          • Thanks very much for the link and the preview. I’ll read it carefully.

  • You don’t need a global military base presence to protect wind assets…. was just a matter of time for peer reviewed studies to emerge….


  • Mike Barnard you continue on your charted course at the helm of the Ship Of The Fools, all named herein.
    You have nothing but heavily subsidized “studies”.

    MY QUESTION TO YOU: “How Many Studies Will It Take To Prove Wind Farms Don’t Harm Property Values and Don’t Harm People?
    You and your shipmates, are obviously having a very difficult time proving your case.

    • First, no all caps please.

      Second, if you think wind turbines are hurting property value then it is your responsibility to produce the data to prove your case.

      • Bob,
        I have the data.
        And, look, Bob, no caps and, just how many studies will it take to prove wind farms do not harm property values and do not harm people?

        Mike Barnard you continue on your charted course at the helm of the Ship Of The Fools, all named herein.

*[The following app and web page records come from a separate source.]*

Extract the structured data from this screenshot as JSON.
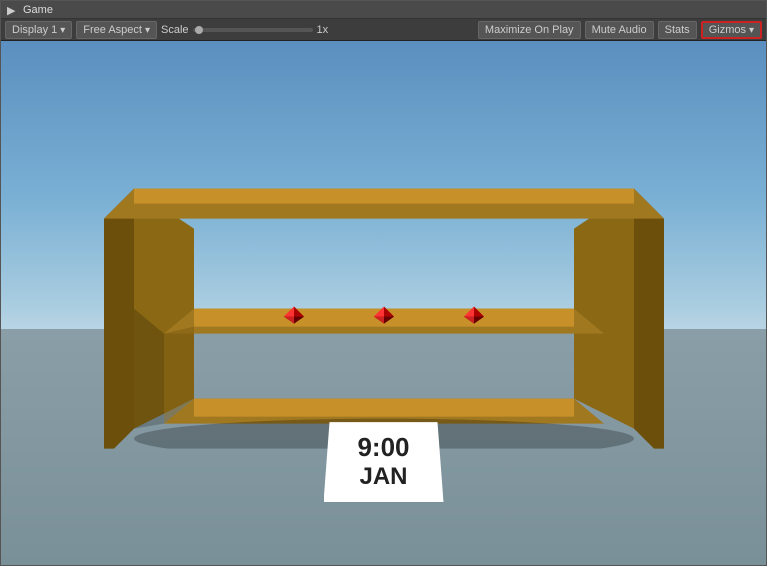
{
  "window": {
    "title": "Game",
    "icon": "▶"
  },
  "toolbar": {
    "display_label": "Display 1",
    "aspect_label": "Free Aspect",
    "scale_label": "Scale",
    "scale_value": "1x",
    "maximize_label": "Maximize On Play",
    "mute_label": "Mute Audio",
    "stats_label": "Stats",
    "gizmos_label": "Gizmos"
  },
  "viewport": {
    "time": "9:00",
    "month": "JAN"
  },
  "colors": {
    "gizmos_border": "#cc2222",
    "toolbar_bg": "#3d3d3d",
    "window_bg": "#4a4a4a"
  }
}
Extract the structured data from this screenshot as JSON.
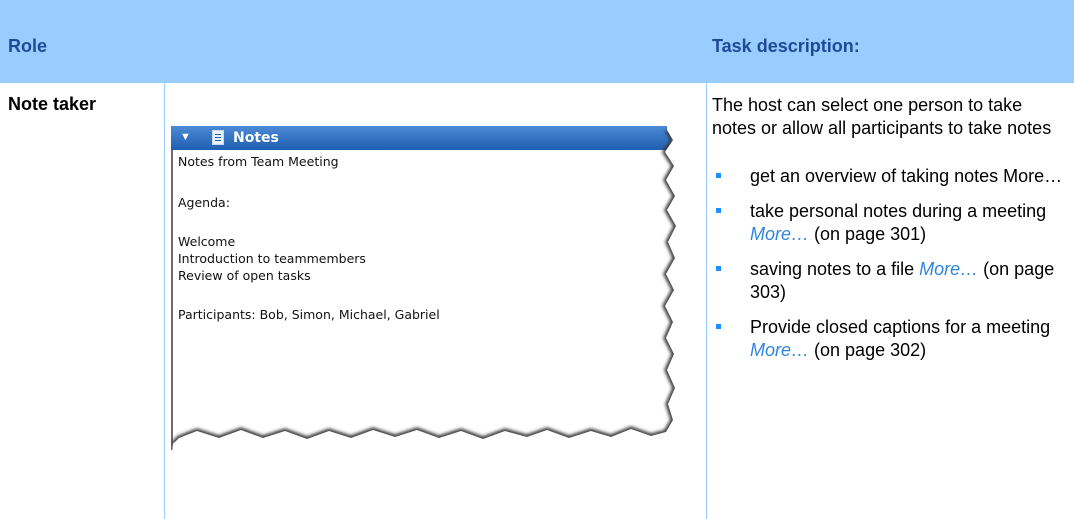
{
  "header": {
    "role_label": "Role",
    "task_label": "Task description:"
  },
  "role": {
    "name": "Note taker"
  },
  "notes_panel": {
    "title": "Notes",
    "icons": {
      "collapse": "chevron-down-icon",
      "notes": "notebook-icon"
    },
    "lines": [
      "Notes from Team Meeting",
      "Agenda:",
      "Welcome",
      "Introduction to teammembers",
      "Review of open tasks",
      "Participants: Bob, Simon, Michael, Gabriel"
    ]
  },
  "task": {
    "intro": "The host can select one person to take notes or allow all participants to take notes",
    "items": [
      {
        "text": "get an overview of taking notes",
        "more": "More…",
        "page": ""
      },
      {
        "text": "take personal notes during a meeting",
        "more": "More…",
        "page": "(on page 301)"
      },
      {
        "text": "saving notes to a file",
        "more": "More…",
        "page": "(on page 303)"
      },
      {
        "text": "Provide closed captions for a meeting",
        "more": "More…",
        "page": "(on page 302)"
      }
    ]
  },
  "colors": {
    "header_bg": "#99ccff",
    "header_text": "#1f4a96",
    "link": "#2e86de",
    "bullet": "#1e90ff"
  }
}
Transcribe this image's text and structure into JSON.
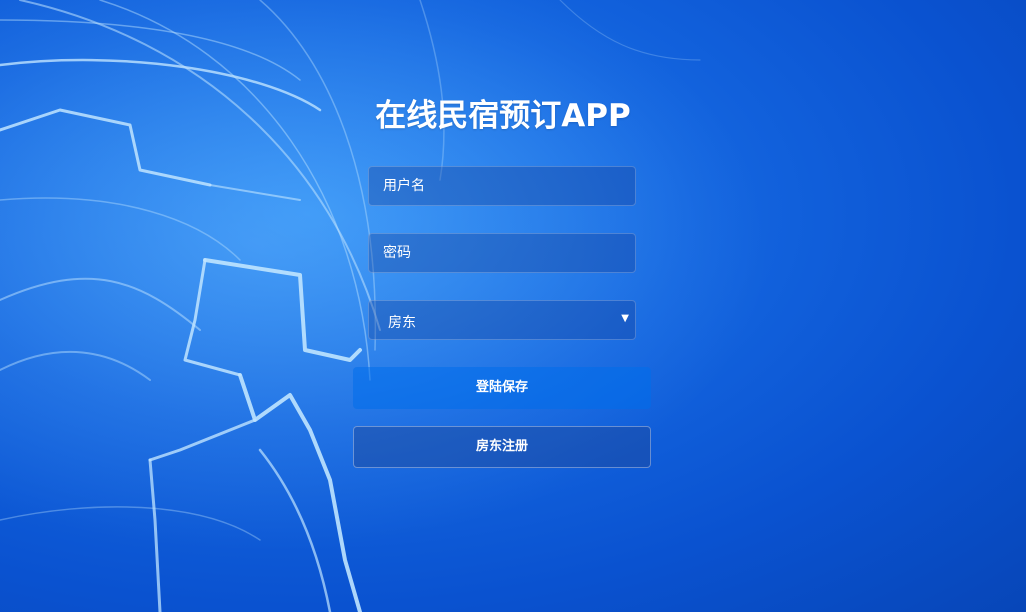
{
  "app": {
    "title": "在线民宿预订APP"
  },
  "form": {
    "username_placeholder": "用户名",
    "username_value": "",
    "password_placeholder": "密码",
    "password_value": "",
    "role_selected": "房东",
    "login_label": "登陆保存",
    "register_label": "房东注册"
  },
  "colors": {
    "background": "#1466e0",
    "text": "#ffffff"
  }
}
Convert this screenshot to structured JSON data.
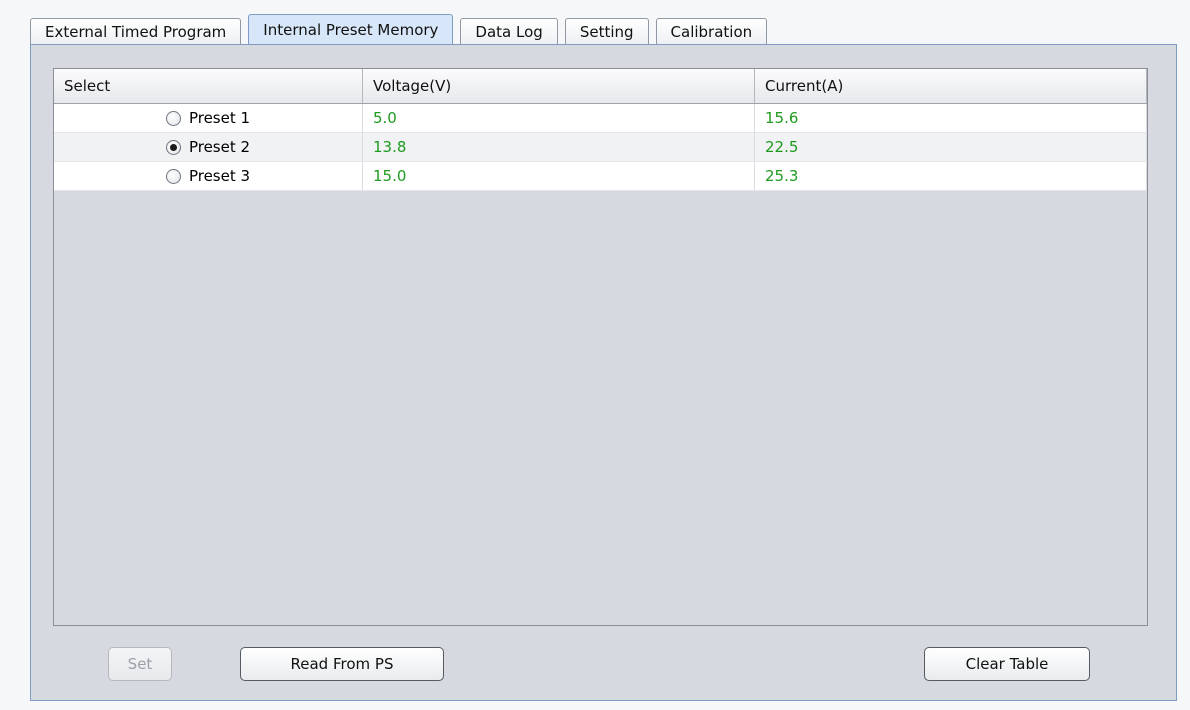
{
  "tabs": [
    {
      "label": "External Timed Program",
      "active": false
    },
    {
      "label": "Internal Preset Memory",
      "active": true
    },
    {
      "label": "Data Log",
      "active": false
    },
    {
      "label": "Setting",
      "active": false
    },
    {
      "label": "Calibration",
      "active": false
    }
  ],
  "table": {
    "headers": {
      "select": "Select",
      "voltage": "Voltage(V)",
      "current": "Current(A)"
    },
    "rows": [
      {
        "preset": "Preset 1",
        "selected": false,
        "voltage": "5.0",
        "current": "15.6"
      },
      {
        "preset": "Preset 2",
        "selected": true,
        "voltage": "13.8",
        "current": "22.5"
      },
      {
        "preset": "Preset 3",
        "selected": false,
        "voltage": "15.0",
        "current": "25.3"
      }
    ]
  },
  "buttons": {
    "set_label": "Set",
    "read_label": "Read From PS",
    "clear_label": "Clear Table"
  },
  "colors": {
    "active_tab": "#d7e6f8",
    "panel_bg": "#d6d9e0",
    "value_text": "#1e9a1e"
  }
}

        You have nothing but heavily subsidized “studies”.

        My question to you: “How Many Studies Will It Take To Prove Wind Farms Don’t Harm Property Values and Don’t Harm People?

        You and your shipmates, are obviously having a very difficult time proving your case.

        XXX see more 0 You must sign in to down

        • Then publish the data. Prove your point.

          • Bob, just keep digging and you and Mike will eventually arrive at where I am. Oh, a good Appraiser might help and an independent Epidemiologist. Keep looking.

          • Mary, you made a claim.

            Back it up or go away.

          • It is Marie
            away, I am

Comments are closed.